== REQUIREMENT ==
Return each entry exactly, with none missing.

►

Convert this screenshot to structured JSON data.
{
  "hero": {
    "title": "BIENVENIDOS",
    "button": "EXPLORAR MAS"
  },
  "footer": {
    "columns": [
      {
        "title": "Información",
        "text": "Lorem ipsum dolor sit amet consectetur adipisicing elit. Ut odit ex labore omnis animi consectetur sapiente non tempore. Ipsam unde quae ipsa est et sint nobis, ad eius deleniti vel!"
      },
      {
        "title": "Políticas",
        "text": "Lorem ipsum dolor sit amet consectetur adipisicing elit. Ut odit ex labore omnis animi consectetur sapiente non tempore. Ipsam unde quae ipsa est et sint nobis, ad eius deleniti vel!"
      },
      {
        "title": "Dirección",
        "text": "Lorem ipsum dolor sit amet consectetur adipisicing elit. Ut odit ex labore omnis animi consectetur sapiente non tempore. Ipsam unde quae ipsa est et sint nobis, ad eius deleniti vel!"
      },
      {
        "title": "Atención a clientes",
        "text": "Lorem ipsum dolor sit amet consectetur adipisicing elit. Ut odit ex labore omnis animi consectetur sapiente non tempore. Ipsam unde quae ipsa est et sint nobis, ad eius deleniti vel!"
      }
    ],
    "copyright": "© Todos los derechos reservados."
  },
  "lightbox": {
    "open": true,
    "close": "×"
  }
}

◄

== WORKED SOLUTION ==
Convert this screenshot to structured JSON data.
{
  "hero": {
    "title": "BIENVENIDOS",
    "button": "EXPLORAR MAS"
  },
  "footer": {
    "columns": [
      {
        "title": "Información",
        "text": "Lorem ipsum dolor sit amet consectetur adipisicing elit. Ut odit ex labore omnis animi consectetur sapiente non tempore. Ipsam unde quae ipsa est et sint nobis, ad eius deleniti vel!"
      },
      {
        "title": "Políticas",
        "text": "Lorem ipsum dolor sit amet consectetur adipisicing elit. Ut odit ex labore omnis animi consectetur sapiente non tempore. Ipsam unde quae ipsa est et sint nobis, ad eius deleniti vel!"
      },
      {
        "title": "Dirección",
        "text": "Lorem ipsum dolor sit amet consectetur adipisicing elit. Ut odit ex labore omnis animi consectetur sapiente non tempore. Ipsam unde quae ipsa est et sint nobis, ad eius deleniti vel!"
      },
      {
        "title": "Atención a clientes",
        "text": "Lorem ipsum dolor sit amet consectetur adipisicing elit. Ut odit ex labore omnis animi consectetur sapiente non tempore. Ipsam unde quae ipsa est et sint nobis, ad eius deleniti vel!"
      }
    ],
    "copyright": "© Todos los derechos reservados."
  },
  "lightbox": {
    "open": true,
    "close": "×"
  }
}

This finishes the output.